I’m not writing to analyze the details of the President’s inaugural speech. There are enough political analysts and pundits to do that. I am more interested in seriously reflecting on how I as an individual and we as a nation can continually change to create a more perfect union. I am interested in how we make “self-executing” the alleged “self-evident” reality that every human being is created equal.

There will never be a shortage of people willing to argue and debate the merits of particular political policies. I am writing today, however, in hope of keeping our eyes on what I believe to be the heart of President Obama’s inaugural speech. The President clearly articulated that every political action we take as a nation should be linked to the one self-evident truth that all people are created equal.

It is this truth that served as the source of Dr. King’s dream. It is this truth that served as the source of President Obama’s inaugural speech delivered on this MLK holiday. According to President Obama:

We the people declare today that the most evident of truth that all of us are created equal is the star that guides us still; just as it guided our forebears through Seneca Falls and Selma and Stonewall; just as it guided all those men and women, sung and unsung, who left footprints along this great mall, to hear a preacher say that we cannot walk alone; to hear a King proclaim that our individual freedom is inextricably bound to the freedom of every soul on Earth.
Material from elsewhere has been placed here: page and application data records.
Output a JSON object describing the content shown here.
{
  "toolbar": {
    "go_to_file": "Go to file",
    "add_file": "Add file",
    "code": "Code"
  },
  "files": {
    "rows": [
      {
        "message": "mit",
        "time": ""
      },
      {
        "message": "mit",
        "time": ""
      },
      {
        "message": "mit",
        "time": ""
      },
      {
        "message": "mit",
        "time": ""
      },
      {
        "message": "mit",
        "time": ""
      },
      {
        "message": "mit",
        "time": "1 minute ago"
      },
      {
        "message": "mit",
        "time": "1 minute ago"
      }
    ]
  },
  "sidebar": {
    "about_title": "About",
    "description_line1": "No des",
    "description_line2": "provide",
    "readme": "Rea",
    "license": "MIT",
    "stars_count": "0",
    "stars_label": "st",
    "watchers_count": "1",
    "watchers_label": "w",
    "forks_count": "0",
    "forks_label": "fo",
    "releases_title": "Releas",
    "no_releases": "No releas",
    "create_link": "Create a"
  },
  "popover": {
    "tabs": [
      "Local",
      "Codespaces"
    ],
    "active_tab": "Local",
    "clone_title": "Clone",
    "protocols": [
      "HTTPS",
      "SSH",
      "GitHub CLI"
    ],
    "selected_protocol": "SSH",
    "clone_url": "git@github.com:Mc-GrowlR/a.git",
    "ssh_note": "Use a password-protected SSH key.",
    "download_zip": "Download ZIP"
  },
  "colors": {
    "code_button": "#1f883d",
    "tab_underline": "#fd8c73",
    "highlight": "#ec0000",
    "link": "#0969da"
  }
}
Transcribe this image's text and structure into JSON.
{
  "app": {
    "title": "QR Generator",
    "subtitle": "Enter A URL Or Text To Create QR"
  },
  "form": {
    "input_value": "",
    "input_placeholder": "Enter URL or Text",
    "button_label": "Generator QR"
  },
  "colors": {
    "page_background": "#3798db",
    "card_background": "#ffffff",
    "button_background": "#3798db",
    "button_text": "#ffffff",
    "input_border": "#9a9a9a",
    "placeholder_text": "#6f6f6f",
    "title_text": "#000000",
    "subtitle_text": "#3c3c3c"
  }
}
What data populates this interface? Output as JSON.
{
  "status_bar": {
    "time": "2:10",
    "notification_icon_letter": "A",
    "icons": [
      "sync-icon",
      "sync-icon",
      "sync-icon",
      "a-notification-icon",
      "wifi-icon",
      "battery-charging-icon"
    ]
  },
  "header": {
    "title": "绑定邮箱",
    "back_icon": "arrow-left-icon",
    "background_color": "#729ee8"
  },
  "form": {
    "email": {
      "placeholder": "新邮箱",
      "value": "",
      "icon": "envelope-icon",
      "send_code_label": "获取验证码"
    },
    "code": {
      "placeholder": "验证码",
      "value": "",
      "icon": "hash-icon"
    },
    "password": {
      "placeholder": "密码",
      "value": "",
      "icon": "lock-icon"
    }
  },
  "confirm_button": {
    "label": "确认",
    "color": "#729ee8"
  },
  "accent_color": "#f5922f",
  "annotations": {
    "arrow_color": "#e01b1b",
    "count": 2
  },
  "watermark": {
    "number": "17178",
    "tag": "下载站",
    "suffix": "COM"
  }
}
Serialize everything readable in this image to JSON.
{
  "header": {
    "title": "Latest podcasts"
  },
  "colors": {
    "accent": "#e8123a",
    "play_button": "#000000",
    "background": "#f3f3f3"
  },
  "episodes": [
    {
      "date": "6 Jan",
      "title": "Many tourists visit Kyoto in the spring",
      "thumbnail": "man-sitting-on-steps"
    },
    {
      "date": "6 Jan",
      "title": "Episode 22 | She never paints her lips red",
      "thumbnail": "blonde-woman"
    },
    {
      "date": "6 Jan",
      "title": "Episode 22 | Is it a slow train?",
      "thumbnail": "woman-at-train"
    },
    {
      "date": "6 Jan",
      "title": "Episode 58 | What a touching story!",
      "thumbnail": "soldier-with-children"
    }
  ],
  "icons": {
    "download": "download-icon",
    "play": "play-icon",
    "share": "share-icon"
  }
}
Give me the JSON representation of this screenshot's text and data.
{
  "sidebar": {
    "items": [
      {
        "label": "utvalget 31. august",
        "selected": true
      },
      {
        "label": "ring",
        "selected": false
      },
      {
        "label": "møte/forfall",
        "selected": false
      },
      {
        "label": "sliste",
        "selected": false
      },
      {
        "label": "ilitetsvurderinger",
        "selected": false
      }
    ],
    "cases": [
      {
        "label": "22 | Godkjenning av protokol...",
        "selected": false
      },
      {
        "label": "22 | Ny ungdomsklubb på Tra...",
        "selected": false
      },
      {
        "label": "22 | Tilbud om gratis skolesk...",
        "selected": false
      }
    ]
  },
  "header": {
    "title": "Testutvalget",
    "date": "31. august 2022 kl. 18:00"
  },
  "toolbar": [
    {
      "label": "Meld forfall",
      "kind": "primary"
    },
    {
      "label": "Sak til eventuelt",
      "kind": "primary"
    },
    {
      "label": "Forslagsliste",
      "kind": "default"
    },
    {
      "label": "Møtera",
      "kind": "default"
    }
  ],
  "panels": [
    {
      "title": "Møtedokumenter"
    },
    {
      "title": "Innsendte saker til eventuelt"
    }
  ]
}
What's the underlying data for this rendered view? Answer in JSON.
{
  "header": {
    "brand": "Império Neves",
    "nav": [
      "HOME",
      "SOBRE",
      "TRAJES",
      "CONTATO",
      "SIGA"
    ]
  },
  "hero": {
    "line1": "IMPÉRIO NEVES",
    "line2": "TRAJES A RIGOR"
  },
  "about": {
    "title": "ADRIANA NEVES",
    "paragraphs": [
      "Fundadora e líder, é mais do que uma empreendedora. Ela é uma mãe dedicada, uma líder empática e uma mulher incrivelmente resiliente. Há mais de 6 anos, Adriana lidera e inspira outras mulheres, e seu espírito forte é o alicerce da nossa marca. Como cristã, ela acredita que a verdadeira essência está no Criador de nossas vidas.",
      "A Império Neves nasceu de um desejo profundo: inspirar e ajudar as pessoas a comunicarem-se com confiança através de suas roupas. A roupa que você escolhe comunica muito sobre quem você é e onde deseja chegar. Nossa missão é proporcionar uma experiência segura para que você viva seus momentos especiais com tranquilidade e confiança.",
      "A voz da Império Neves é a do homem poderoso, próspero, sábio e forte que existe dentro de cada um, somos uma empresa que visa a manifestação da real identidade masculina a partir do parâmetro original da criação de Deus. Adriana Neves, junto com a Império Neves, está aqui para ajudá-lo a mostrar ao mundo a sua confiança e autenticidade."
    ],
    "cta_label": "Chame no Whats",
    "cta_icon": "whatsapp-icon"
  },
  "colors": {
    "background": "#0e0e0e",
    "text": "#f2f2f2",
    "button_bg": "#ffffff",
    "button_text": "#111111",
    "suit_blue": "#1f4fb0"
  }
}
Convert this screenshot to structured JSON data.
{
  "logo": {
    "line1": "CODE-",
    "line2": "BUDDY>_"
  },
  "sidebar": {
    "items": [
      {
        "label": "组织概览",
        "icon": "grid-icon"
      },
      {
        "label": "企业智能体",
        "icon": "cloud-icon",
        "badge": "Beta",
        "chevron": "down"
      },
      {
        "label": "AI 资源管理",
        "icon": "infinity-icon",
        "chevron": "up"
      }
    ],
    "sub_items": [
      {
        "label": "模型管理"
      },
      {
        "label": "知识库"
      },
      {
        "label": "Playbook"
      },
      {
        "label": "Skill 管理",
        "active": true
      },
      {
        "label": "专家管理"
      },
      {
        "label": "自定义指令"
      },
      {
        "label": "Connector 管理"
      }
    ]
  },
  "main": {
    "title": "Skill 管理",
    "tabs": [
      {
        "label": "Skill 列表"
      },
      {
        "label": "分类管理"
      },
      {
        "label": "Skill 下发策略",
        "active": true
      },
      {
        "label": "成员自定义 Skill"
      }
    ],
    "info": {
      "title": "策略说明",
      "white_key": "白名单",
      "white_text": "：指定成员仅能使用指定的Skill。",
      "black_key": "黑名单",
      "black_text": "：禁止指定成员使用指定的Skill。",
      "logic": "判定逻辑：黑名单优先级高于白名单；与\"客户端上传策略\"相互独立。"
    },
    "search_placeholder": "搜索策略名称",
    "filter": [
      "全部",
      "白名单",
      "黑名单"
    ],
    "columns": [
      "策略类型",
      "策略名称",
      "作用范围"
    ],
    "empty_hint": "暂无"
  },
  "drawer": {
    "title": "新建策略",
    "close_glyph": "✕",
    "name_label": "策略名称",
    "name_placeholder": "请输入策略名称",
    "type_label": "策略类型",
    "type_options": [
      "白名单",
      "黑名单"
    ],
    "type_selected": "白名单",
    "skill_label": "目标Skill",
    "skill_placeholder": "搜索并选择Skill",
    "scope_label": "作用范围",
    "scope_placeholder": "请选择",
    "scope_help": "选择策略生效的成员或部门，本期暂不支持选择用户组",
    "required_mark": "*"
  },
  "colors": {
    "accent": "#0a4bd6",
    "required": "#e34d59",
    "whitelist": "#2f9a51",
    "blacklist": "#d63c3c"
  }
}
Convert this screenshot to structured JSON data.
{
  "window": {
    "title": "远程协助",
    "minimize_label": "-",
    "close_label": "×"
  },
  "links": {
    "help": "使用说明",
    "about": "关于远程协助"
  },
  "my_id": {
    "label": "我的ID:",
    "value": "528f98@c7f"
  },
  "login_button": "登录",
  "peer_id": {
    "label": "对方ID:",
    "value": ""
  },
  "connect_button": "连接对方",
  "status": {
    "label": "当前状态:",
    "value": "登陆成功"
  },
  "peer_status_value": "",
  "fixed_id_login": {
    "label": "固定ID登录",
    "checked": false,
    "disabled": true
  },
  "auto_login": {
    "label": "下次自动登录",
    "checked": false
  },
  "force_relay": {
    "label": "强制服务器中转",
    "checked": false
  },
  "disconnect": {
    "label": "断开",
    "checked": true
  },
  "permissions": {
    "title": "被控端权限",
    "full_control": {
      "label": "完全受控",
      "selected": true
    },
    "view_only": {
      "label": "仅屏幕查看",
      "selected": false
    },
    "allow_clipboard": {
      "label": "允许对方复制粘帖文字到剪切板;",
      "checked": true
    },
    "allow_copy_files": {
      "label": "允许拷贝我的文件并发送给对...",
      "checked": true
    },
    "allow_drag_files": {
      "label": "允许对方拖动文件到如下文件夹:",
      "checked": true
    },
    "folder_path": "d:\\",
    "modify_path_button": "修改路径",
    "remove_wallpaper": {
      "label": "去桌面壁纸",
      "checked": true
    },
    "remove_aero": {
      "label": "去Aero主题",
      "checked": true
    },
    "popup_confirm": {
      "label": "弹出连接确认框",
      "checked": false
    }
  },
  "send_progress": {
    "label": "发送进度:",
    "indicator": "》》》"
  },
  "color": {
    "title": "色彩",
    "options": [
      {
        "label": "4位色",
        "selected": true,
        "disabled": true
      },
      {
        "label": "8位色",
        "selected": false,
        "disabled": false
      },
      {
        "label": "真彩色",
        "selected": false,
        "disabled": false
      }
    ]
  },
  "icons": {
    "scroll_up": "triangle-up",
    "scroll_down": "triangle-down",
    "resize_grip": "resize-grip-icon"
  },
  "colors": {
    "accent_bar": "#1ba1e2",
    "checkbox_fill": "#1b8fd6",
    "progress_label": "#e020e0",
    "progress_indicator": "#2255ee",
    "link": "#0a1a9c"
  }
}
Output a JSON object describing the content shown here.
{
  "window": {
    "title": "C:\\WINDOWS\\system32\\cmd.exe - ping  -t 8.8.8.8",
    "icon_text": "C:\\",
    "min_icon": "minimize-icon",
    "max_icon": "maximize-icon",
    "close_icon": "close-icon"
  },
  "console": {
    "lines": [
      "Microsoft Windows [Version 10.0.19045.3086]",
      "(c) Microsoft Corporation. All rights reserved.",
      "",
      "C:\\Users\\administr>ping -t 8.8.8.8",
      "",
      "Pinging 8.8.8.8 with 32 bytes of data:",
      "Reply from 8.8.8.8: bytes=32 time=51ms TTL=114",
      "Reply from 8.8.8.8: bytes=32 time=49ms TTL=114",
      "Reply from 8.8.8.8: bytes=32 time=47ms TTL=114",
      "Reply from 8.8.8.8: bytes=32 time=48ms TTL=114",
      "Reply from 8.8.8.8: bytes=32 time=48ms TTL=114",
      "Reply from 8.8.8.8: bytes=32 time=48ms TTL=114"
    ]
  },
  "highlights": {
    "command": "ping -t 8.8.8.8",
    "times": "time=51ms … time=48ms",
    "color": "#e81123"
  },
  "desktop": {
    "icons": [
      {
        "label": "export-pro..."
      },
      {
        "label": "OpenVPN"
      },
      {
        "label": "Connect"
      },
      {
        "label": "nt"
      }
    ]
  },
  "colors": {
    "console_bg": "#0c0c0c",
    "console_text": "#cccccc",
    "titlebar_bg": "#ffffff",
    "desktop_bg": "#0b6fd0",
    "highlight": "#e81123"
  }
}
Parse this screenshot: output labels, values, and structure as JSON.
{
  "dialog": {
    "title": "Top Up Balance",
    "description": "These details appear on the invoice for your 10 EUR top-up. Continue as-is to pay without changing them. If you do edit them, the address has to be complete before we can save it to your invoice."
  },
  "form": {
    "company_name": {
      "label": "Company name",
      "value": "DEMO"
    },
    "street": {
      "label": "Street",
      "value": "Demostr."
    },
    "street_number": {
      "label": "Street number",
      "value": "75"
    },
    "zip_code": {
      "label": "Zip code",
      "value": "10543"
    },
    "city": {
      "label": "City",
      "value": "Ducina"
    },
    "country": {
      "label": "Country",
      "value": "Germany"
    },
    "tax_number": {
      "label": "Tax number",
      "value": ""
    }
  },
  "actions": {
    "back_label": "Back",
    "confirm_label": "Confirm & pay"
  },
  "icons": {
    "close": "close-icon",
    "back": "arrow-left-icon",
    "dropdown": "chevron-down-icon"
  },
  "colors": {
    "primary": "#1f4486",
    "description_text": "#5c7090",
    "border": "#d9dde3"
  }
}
We can debate Medicare, Medicaid and Social Security. We can debate the merits of universal healthcare coverage and the skyrocketing costs associated with healthcare. We can debate our national debt, debt ceiling increases, and our economic recovery. We can debate foreign policy and our involvement in armed conflicts. It is my hope, however, that every political debate will take place within the context of the one self-evident truth that all people are created equal and are endowed by their Creator with certain unalienable rights, that among these are life, liberty, and the pursuit of happiness.

Not only is that my hope, I believe it reflects President Obama’s commitment to us as a nation. He declares to us on this Martin Luther King holiday, “Today we continue a never-ending journey to bridge the meaning of those words with the realities of our time.” This I hope is a plan no one can argue with.

He also informs us that our journey is not complete until we bridge the meaning of those words with the realities of our time.

May we never lose sight of this map along our journey.

Never Miss a Post

Sign up for our email newsletter and get notified every time we publish a new post.

About the author

Guy Nave

Guy Nave

Guy Nave is a professor of religion at Luther College in Decorah, Iowa. His research focuses on the topics of Christianity, religion and social justice, the social construction of religious meaning, and race-religion-and-politics. Professor Nave is currently researching the power, politics, and meaning behind the rhetoric of "change."

He is the author of several articles and book chapters, and he served as a New Testament Greek translator for the 2011 Common English Bible. His commentary on 2 Corinthians is published in the African American New Testament Commentary, and his book, The Role and Function of Repentance in Luke-Acts has been identified as “the standard scholarly work on repentance in the New Testament.”

Guy Nave received his Master of Divinity from Princeton Theological Seminary, and his Ph.D. in New Testament studies from Yale University. In addition to his blog posts here, he is a frequent contributor to Sojourners Magazine's online "Commentary" blog series.

Leave a Comment

This site uses Akismet to reduce spam. Learn how your comment data is processed.